Collection entries:

|---|

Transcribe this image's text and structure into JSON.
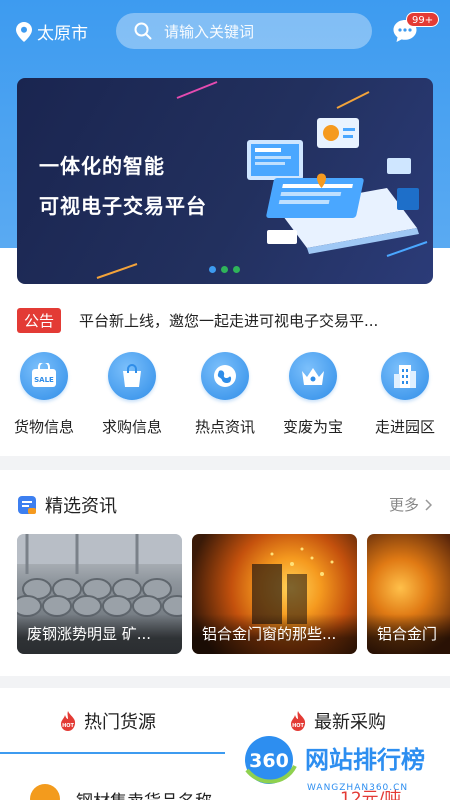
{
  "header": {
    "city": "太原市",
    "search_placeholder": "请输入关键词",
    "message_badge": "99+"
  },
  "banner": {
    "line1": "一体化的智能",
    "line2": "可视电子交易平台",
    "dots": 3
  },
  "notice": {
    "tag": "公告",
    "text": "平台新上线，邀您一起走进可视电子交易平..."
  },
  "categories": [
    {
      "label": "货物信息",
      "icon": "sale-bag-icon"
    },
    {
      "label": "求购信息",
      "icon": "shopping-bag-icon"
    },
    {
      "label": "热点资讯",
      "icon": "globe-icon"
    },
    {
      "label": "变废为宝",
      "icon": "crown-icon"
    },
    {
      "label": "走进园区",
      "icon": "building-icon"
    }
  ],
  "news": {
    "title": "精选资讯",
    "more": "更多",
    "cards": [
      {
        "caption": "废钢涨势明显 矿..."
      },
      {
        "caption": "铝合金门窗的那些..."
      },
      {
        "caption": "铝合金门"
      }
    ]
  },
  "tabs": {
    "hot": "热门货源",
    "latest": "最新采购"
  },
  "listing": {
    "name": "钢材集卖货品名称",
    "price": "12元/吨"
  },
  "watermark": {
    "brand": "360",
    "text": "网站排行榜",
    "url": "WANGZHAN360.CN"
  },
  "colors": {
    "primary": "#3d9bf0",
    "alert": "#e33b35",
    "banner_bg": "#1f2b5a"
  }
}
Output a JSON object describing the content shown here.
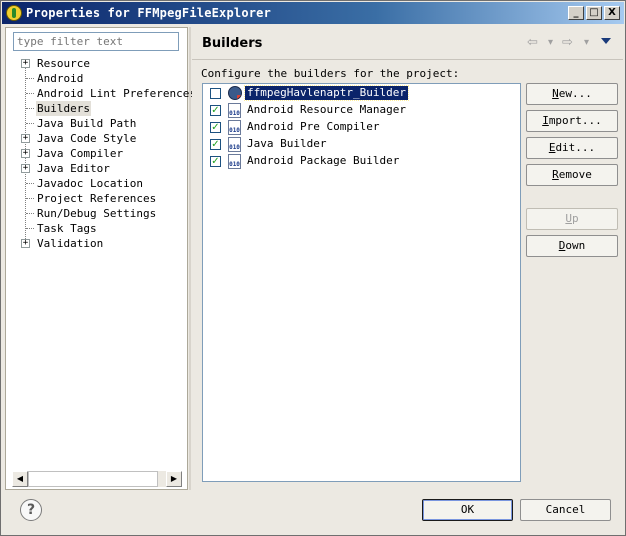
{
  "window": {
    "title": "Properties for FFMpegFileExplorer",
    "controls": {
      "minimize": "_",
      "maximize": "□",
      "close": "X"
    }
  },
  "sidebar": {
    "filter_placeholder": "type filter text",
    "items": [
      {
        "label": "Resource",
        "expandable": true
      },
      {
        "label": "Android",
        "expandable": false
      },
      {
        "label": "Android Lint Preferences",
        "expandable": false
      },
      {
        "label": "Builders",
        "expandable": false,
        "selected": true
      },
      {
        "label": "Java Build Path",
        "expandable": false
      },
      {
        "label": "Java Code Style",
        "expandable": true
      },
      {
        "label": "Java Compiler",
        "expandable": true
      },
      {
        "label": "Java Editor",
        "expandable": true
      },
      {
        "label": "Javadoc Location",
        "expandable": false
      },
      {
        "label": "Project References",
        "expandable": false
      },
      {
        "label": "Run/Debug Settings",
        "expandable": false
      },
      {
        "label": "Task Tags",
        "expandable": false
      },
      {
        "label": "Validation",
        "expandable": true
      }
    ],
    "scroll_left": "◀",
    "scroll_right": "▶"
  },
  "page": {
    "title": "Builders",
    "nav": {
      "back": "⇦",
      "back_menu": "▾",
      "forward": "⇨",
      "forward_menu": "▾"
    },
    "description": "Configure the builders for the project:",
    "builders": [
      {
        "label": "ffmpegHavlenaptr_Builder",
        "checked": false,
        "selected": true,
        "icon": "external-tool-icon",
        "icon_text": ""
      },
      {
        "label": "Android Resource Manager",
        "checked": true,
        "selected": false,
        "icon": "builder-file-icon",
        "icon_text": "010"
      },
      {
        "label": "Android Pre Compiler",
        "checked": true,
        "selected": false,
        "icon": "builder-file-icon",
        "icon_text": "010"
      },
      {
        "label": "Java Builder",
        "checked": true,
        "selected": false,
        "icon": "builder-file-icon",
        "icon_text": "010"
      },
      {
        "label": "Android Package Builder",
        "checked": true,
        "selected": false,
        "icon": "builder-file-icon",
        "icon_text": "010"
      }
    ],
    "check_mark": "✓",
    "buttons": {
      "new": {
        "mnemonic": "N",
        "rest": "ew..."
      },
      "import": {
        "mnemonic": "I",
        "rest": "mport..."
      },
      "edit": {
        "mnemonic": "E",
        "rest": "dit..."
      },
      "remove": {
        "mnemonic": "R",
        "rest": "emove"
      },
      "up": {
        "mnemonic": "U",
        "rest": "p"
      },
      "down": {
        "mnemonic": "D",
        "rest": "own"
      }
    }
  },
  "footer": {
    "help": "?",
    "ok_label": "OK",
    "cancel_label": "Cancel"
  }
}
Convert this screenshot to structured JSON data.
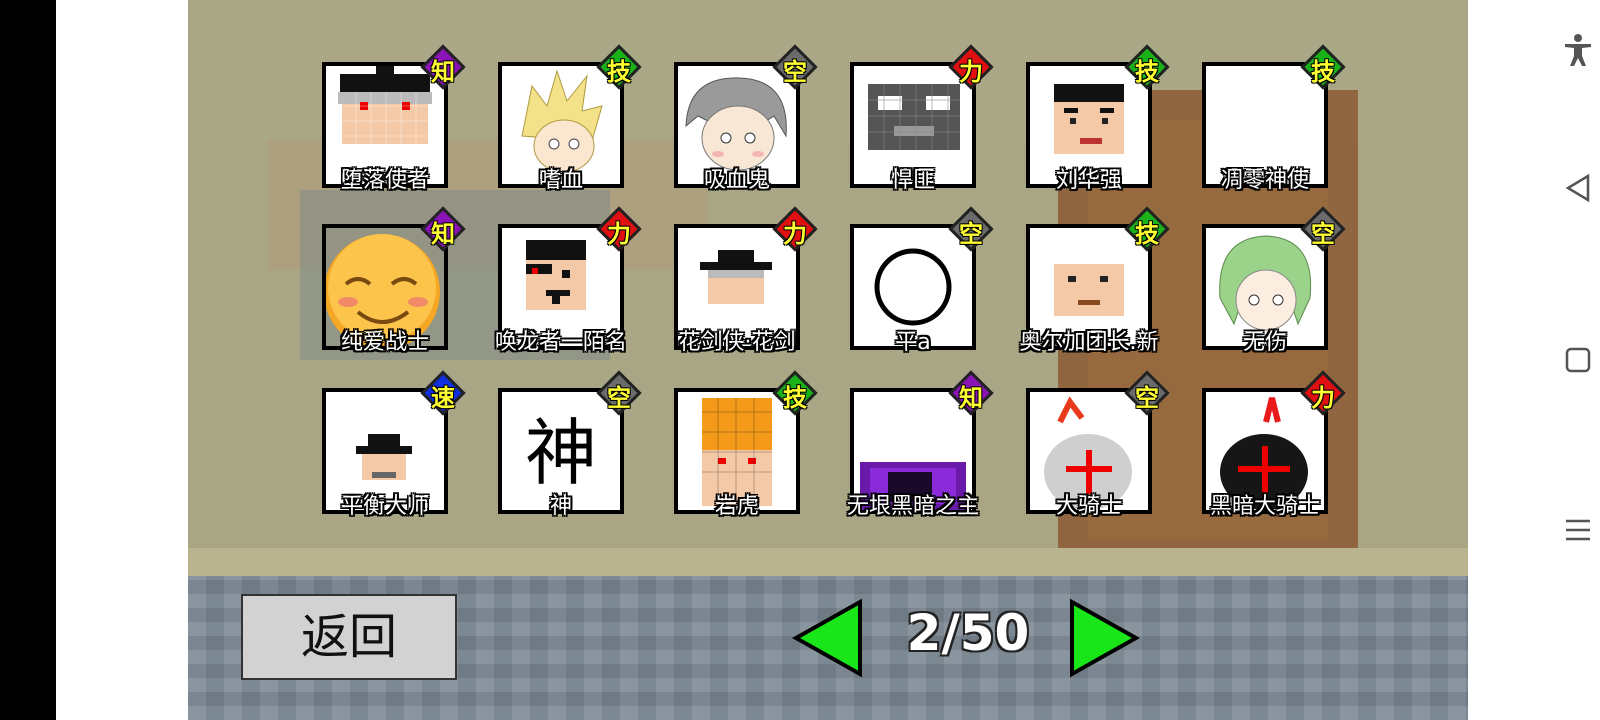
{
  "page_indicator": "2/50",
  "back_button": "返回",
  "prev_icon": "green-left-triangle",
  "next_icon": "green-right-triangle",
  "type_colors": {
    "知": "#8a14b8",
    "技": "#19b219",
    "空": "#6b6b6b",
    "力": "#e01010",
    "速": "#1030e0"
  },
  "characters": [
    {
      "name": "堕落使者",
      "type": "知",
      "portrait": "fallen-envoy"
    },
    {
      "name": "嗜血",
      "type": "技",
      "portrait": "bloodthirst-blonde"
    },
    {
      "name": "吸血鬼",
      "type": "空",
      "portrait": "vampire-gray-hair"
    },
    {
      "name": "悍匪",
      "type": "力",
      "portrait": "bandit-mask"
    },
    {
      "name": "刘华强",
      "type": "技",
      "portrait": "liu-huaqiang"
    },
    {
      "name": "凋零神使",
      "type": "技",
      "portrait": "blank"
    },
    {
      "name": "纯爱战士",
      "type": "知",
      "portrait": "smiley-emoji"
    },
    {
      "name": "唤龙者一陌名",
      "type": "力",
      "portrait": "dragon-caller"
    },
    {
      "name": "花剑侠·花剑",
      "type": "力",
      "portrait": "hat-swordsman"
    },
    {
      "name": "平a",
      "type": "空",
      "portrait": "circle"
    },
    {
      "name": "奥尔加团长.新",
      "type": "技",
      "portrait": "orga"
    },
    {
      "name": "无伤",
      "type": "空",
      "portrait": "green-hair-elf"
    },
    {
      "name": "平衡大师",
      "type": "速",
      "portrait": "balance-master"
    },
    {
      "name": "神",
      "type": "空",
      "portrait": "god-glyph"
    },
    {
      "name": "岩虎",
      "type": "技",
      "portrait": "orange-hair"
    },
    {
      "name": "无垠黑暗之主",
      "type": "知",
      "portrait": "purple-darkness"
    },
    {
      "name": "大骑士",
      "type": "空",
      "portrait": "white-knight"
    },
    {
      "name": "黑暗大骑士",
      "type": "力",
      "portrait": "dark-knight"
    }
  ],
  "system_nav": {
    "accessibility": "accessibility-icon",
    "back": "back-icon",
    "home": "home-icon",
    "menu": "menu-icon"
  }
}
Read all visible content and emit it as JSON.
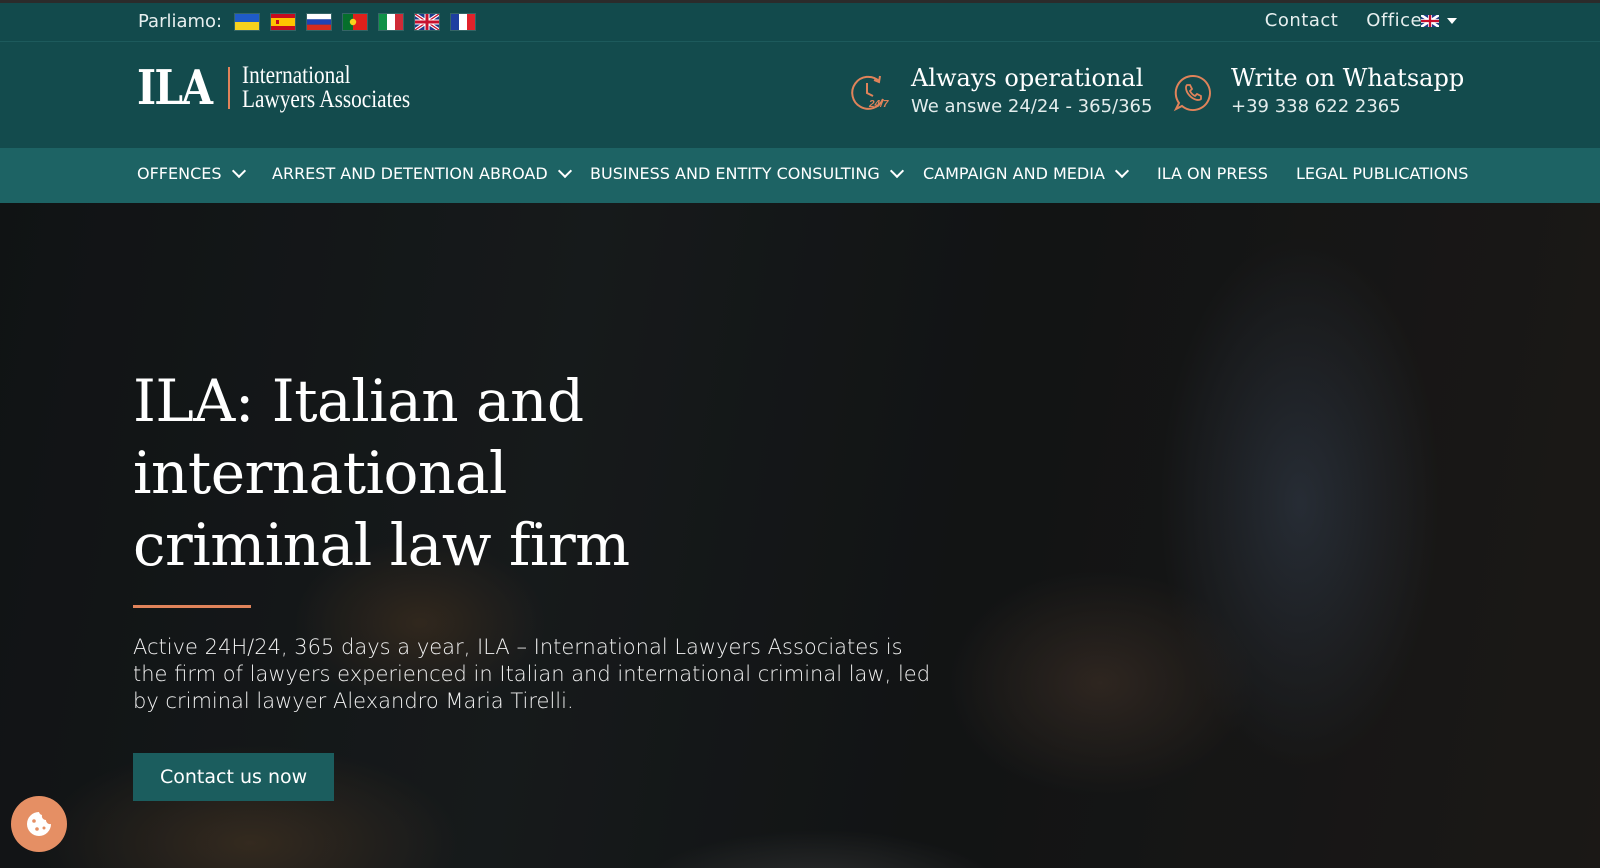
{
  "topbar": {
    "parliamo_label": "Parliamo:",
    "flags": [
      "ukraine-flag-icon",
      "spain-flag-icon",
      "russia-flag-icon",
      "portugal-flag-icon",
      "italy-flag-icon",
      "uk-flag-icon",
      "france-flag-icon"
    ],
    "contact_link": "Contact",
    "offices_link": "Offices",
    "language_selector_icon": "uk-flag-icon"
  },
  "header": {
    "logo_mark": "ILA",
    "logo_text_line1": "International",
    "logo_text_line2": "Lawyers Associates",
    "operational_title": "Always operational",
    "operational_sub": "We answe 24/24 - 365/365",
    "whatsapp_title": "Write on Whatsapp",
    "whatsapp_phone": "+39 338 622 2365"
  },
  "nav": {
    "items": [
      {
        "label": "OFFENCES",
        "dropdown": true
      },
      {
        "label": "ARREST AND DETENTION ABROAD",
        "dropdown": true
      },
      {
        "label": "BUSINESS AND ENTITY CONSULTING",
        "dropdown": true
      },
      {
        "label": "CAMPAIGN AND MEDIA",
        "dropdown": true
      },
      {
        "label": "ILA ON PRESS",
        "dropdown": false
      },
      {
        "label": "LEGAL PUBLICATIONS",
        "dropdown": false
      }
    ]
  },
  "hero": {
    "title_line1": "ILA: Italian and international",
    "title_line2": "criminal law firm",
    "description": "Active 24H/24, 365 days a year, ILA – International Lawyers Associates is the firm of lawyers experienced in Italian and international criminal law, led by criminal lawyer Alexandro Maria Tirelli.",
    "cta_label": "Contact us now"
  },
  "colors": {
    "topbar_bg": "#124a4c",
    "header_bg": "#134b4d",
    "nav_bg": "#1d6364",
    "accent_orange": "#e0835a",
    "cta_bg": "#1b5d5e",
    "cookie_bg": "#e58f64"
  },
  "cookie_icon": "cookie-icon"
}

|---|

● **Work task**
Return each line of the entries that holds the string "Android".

● **Exercise solution**
        "label": "Android",
        "label": "Android Lint Preferences",
        "label": "Android Resource Manager",
        "label": "Android Pre Compiler",
        "label": "Android Package Builder",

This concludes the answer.